# Problem statement:
From the listing below, extract each line containing the string "JSON".

┄┄┄┄┄┄┄┄┄┄┄┄┄┄┄┄┄┄┄┄

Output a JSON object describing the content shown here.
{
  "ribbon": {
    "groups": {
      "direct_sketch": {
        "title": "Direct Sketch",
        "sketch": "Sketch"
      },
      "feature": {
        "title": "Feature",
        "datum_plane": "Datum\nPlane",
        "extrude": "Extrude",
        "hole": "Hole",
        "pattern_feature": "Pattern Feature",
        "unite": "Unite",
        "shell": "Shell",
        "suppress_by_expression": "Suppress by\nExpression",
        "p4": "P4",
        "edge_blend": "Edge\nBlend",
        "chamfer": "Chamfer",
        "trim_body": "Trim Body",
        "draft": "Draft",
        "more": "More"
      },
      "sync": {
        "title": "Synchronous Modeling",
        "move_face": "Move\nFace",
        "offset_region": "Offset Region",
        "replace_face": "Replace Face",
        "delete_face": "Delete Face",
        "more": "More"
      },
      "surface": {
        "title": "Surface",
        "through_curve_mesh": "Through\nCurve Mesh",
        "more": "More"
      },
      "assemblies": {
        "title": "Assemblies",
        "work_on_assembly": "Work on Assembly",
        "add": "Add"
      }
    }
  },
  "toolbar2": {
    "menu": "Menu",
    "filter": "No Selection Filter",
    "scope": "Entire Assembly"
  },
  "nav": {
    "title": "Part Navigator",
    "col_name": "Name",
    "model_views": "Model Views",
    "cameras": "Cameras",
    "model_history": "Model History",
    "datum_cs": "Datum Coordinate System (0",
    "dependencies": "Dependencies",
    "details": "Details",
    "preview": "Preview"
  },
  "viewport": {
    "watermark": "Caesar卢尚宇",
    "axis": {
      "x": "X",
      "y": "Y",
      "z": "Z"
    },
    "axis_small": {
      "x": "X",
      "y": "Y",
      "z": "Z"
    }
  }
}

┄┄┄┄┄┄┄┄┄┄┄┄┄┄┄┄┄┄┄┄

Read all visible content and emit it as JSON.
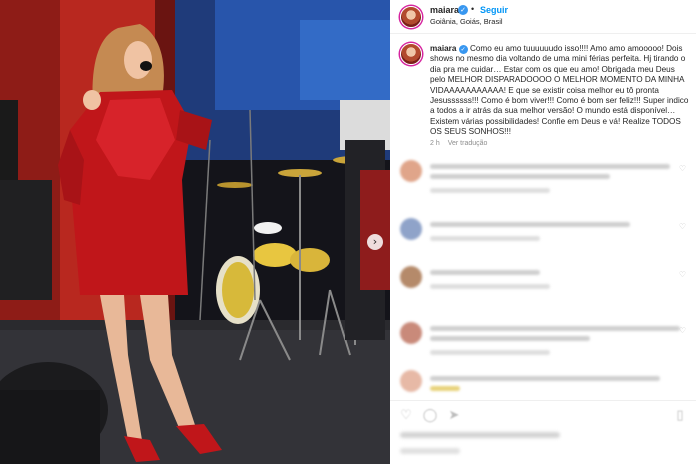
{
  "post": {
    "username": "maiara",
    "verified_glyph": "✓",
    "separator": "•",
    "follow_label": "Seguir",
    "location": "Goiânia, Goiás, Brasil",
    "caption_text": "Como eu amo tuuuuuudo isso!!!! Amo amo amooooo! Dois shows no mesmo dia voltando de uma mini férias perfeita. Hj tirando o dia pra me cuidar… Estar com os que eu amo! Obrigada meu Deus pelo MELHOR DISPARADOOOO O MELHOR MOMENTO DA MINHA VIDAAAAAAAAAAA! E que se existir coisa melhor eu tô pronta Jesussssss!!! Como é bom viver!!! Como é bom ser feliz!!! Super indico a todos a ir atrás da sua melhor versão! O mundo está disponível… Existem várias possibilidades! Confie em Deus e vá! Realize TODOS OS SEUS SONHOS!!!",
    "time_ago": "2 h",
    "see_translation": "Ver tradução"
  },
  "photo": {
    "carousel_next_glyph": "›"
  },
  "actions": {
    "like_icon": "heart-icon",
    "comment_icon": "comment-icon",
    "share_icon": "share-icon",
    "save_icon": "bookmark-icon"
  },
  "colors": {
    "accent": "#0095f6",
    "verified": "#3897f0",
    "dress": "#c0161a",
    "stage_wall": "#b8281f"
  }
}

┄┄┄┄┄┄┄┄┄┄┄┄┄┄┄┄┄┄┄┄

# Problem solution:
Output a JSON object describing the content shown here.
Read all visible content and emit it as JSON.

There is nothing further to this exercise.